National Geographic : 1925 Oct
THE ROMANCE OF SCIENCE IN POLYNESIA 377 A MARQUESAN WOMAN WOOD-CARVER OF 11ANAVAVE VALLEY, FATUIIIVA ISLAND this subject. It is only within the last few years that the investigations of trained anthropologists have begun to solve the problems. The late Dr. Louis R. Sullivan, Asso ciate Curator of Anthropology in the American Museum of Natural Itistory, says of racial types in Polynesia: "The now rapidly accumulating data on the biology of the inhabitants of the Pacific islands are beginning to indicate clearly that the 'Polynesians' are in no sense to be considered a uniform racial type. The 'Polynesian type' is, in fact, an abstract concept, into the make-up of which have entered the characteristics of several varying physical types. "Anthropologists have long disagreed on the racial affinities of the Polynesians. Some have classified them as Mongols, others as Caucasians; while still others have maintained that they are a special race. This in itself is strong evidence that the Polynesians are a badly mixed people, for, whenever there has been a general disagreement as to the racial affin ities of any group, it has been found al most invariably that the group was non homogeneous. "There is much vagueness as to what constitutes a Polynesian, but as generally conceived and described, he is a tall and remarkably well proportioned type, with a short head, a high and relatively narrow nose, straight or slightly wavy black hair, and a yellowish brown skin. "In no part of Polynesia from which we have information does this type make up the entire population at the present time.
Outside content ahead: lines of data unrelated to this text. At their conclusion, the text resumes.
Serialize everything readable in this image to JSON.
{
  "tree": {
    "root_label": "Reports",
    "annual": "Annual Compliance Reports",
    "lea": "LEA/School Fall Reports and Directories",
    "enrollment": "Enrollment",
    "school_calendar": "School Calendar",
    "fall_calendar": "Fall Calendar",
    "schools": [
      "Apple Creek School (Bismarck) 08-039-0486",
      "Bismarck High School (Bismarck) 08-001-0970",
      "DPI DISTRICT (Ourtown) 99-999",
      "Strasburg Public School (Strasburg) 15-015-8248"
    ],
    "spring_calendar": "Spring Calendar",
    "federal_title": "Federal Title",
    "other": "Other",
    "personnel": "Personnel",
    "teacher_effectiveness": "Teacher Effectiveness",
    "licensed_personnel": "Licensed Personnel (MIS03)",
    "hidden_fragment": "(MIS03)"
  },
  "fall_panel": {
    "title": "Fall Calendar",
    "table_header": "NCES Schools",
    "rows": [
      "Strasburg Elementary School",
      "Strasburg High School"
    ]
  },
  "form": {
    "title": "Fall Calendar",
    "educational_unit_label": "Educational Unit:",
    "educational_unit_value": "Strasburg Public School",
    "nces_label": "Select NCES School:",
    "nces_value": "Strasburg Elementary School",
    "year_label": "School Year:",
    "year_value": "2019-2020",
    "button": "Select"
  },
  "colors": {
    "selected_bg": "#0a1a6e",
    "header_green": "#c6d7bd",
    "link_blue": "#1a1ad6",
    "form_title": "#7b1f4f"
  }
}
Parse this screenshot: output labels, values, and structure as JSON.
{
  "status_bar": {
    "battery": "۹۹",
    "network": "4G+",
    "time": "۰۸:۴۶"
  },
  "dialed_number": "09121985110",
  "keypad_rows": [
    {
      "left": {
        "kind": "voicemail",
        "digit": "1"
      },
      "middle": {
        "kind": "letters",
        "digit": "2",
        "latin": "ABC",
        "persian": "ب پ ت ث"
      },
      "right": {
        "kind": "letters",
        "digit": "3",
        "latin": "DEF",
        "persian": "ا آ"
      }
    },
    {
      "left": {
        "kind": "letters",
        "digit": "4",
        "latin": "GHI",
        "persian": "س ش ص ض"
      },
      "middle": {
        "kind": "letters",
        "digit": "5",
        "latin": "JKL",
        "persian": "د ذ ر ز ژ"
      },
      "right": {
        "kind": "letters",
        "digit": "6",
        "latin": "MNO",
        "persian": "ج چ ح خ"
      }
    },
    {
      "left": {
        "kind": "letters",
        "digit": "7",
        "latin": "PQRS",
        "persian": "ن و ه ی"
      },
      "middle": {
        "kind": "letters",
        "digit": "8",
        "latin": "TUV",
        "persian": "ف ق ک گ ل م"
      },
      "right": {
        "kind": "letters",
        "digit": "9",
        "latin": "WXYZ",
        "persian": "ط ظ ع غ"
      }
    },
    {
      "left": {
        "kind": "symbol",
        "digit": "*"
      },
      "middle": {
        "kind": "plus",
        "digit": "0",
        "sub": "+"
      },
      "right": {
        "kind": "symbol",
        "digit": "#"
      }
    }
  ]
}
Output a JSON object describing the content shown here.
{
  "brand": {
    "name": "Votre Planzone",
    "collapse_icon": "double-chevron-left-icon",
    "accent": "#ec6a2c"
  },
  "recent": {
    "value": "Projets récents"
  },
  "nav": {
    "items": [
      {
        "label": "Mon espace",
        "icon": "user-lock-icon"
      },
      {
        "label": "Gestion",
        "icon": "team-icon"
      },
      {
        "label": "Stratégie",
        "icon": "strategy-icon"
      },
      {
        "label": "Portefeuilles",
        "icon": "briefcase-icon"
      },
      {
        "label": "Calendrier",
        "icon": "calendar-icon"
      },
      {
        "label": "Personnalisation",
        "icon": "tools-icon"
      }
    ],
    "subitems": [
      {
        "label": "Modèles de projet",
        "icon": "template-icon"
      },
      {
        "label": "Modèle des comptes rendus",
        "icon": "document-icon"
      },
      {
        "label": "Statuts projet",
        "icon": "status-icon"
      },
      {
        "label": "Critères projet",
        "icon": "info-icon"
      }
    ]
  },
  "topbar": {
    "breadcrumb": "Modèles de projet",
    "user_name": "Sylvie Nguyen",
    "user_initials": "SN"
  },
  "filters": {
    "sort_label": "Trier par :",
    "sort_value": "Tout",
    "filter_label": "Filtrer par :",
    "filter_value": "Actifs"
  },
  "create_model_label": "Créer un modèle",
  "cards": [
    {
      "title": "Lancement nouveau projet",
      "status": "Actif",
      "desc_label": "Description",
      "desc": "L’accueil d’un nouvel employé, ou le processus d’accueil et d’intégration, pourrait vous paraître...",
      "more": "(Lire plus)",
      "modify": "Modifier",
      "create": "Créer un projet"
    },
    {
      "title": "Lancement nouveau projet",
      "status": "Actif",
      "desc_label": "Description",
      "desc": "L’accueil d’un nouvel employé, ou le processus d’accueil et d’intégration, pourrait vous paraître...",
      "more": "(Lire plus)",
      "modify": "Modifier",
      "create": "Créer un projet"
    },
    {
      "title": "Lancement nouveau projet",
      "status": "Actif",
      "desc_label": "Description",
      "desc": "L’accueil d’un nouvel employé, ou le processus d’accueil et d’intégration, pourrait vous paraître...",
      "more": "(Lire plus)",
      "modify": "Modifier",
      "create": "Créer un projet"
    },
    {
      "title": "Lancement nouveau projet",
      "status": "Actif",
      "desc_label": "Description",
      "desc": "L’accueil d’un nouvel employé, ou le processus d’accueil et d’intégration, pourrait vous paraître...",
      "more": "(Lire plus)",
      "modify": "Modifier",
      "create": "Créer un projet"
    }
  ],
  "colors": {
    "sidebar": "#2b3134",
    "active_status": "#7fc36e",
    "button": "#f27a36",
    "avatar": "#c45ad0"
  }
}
There is strong evidence that in times past, and not so very long past either, this element was entirely absent, or not present in any appreciable strength." ISLAND WOMEN IMPRESSED EARLY VOY AGERS AS PARAGONS OF BEAUTY According to Dr. Sullivan, the racial affinity of the Pacific islanders with our selves is not nearly as close as the roman cers assume. It is undeniable, however, that temper amentally as well as physically the Polyne sians seem to share an extraordinary number of traits with people of European stock. The apparent resemblances, to gether with the charm of their idyllic islands, have combined to endow them with a peculiarly strong attraction for the white men who have come among them during more than two centuries.